_Problem to work on_. Down to the last line, reproduce the records exactly.

_Available data_.
______________________________

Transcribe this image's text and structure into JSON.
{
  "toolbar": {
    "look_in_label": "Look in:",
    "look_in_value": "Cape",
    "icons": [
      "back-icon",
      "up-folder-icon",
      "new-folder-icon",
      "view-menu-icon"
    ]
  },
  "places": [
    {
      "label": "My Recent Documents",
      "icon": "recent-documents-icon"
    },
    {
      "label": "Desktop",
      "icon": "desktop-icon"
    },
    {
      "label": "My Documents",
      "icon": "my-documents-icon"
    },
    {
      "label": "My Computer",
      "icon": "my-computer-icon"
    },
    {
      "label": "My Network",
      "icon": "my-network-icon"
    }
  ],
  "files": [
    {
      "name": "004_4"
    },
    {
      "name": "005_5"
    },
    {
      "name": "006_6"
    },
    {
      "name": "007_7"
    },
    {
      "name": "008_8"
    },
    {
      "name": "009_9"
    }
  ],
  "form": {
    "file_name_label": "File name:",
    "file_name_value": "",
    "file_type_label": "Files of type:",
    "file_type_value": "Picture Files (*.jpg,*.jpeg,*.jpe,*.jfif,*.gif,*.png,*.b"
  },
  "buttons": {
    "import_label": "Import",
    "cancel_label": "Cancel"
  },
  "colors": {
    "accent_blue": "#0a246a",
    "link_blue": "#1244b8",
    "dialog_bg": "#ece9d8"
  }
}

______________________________

_The completed task_.
Transcribe this image's text and structure into JSON.
{
  "toolbar": {
    "look_in_label": "Look in:",
    "look_in_value": "Cape",
    "icons": [
      "back-icon",
      "up-folder-icon",
      "new-folder-icon",
      "view-menu-icon"
    ]
  },
  "places": [
    {
      "label": "My Recent Documents",
      "icon": "recent-documents-icon"
    },
    {
      "label": "Desktop",
      "icon": "desktop-icon"
    },
    {
      "label": "My Documents",
      "icon": "my-documents-icon"
    },
    {
      "label": "My Computer",
      "icon": "my-computer-icon"
    },
    {
      "label": "My Network",
      "icon": "my-network-icon"
    }
  ],
  "files": [
    {
      "name": "004_4"
    },
    {
      "name": "005_5"
    },
    {
      "name": "006_6"
    },
    {
      "name": "007_7"
    },
    {
      "name": "008_8"
    },
    {
      "name": "009_9"
    }
  ],
  "form": {
    "file_name_label": "File name:",
    "file_name_value": "",
    "file_type_label": "Files of type:",
    "file_type_value": "Picture Files (*.jpg,*.jpeg,*.jpe,*.jfif,*.gif,*.png,*.b"
  },
  "buttons": {
    "import_label": "Import",
    "cancel_label": "Cancel"
  },
  "colors": {
    "accent_blue": "#0a246a",
    "link_blue": "#1244b8",
    "dialog_bg": "#ece9d8"
  }
}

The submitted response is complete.